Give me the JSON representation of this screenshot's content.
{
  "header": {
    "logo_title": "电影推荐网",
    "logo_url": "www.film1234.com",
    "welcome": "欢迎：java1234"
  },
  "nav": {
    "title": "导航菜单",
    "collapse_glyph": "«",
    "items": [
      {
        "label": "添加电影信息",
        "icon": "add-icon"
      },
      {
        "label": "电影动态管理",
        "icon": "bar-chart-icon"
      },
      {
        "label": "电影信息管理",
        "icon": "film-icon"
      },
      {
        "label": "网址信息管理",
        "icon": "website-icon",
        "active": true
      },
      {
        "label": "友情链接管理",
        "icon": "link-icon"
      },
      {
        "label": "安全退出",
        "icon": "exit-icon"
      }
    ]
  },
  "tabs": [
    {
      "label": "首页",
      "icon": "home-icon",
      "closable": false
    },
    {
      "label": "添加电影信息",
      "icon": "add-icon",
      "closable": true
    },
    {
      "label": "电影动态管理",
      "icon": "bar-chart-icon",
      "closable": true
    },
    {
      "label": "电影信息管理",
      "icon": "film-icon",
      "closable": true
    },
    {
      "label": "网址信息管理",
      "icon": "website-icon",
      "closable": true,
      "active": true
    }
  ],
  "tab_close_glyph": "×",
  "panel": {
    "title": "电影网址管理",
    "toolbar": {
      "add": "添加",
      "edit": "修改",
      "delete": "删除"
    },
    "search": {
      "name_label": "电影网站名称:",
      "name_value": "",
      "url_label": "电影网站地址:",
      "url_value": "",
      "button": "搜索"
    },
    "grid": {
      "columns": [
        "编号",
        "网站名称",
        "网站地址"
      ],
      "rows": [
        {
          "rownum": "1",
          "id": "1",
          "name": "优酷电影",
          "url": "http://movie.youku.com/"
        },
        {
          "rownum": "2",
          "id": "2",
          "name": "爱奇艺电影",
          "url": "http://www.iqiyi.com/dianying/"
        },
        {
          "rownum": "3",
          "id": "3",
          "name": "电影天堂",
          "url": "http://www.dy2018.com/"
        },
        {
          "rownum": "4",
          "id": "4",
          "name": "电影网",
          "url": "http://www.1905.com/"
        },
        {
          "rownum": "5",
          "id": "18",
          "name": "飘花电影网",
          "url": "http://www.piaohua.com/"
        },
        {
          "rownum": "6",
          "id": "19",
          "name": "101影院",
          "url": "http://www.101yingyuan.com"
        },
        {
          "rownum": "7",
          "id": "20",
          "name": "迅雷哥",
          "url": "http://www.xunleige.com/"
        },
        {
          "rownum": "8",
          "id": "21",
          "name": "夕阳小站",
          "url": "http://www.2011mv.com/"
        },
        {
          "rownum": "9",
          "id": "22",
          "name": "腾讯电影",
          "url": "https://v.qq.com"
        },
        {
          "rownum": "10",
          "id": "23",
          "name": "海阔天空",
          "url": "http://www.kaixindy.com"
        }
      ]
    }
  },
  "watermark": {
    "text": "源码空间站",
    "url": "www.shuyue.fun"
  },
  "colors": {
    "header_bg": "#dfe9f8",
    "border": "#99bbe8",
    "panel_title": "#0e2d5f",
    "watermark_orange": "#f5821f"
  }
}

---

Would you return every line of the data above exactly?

Give me the JSON representation of this screenshot's content.
{
  "header": {
    "logo_title": "电影推荐网",
    "logo_url": "www.film1234.com",
    "welcome": "欢迎：java1234"
  },
  "nav": {
    "title": "导航菜单",
    "collapse_glyph": "«",
    "items": [
      {
        "label": "添加电影信息",
        "icon": "add-icon"
      },
      {
        "label": "电影动态管理",
        "icon": "bar-chart-icon"
      },
      {
        "label": "电影信息管理",
        "icon": "film-icon"
      },
      {
        "label": "网址信息管理",
        "icon": "website-icon",
        "active": true
      },
      {
        "label": "友情链接管理",
        "icon": "link-icon"
      },
      {
        "label": "安全退出",
        "icon": "exit-icon"
      }
    ]
  },
  "tabs": [
    {
      "label": "首页",
      "icon": "home-icon",
      "closable": false
    },
    {
      "label": "添加电影信息",
      "icon": "add-icon",
      "closable": true
    },
    {
      "label": "电影动态管理",
      "icon": "bar-chart-icon",
      "closable": true
    },
    {
      "label": "电影信息管理",
      "icon": "film-icon",
      "closable": true
    },
    {
      "label": "网址信息管理",
      "icon": "website-icon",
      "closable": true,
      "active": true
    }
  ],
  "tab_close_glyph": "×",
  "panel": {
    "title": "电影网址管理",
    "toolbar": {
      "add": "添加",
      "edit": "修改",
      "delete": "删除"
    },
    "search": {
      "name_label": "电影网站名称:",
      "name_value": "",
      "url_label": "电影网站地址:",
      "url_value": "",
      "button": "搜索"
    },
    "grid": {
      "columns": [
        "编号",
        "网站名称",
        "网站地址"
      ],
      "rows": [
        {
          "rownum": "1",
          "id": "1",
          "name": "优酷电影",
          "url": "http://movie.youku.com/"
        },
        {
          "rownum": "2",
          "id": "2",
          "name": "爱奇艺电影",
          "url": "http://www.iqiyi.com/dianying/"
        },
        {
          "rownum": "3",
          "id": "3",
          "name": "电影天堂",
          "url": "http://www.dy2018.com/"
        },
        {
          "rownum": "4",
          "id": "4",
          "name": "电影网",
          "url": "http://www.1905.com/"
        },
        {
          "rownum": "5",
          "id": "18",
          "name": "飘花电影网",
          "url": "http://www.piaohua.com/"
        },
        {
          "rownum": "6",
          "id": "19",
          "name": "101影院",
          "url": "http://www.101yingyuan.com"
        },
        {
          "rownum": "7",
          "id": "20",
          "name": "迅雷哥",
          "url": "http://www.xunleige.com/"
        },
        {
          "rownum": "8",
          "id": "21",
          "name": "夕阳小站",
          "url": "http://www.2011mv.com/"
        },
        {
          "rownum": "9",
          "id": "22",
          "name": "腾讯电影",
          "url": "https://v.qq.com"
        },
        {
          "rownum": "10",
          "id": "23",
          "name": "海阔天空",
          "url": "http://www.kaixindy.com"
        }
      ]
    }
  },
  "watermark": {
    "text": "源码空间站",
    "url": "www.shuyue.fun"
  },
  "colors": {
    "header_bg": "#dfe9f8",
    "border": "#99bbe8",
    "panel_title": "#0e2d5f",
    "watermark_orange": "#f5821f"
  }
}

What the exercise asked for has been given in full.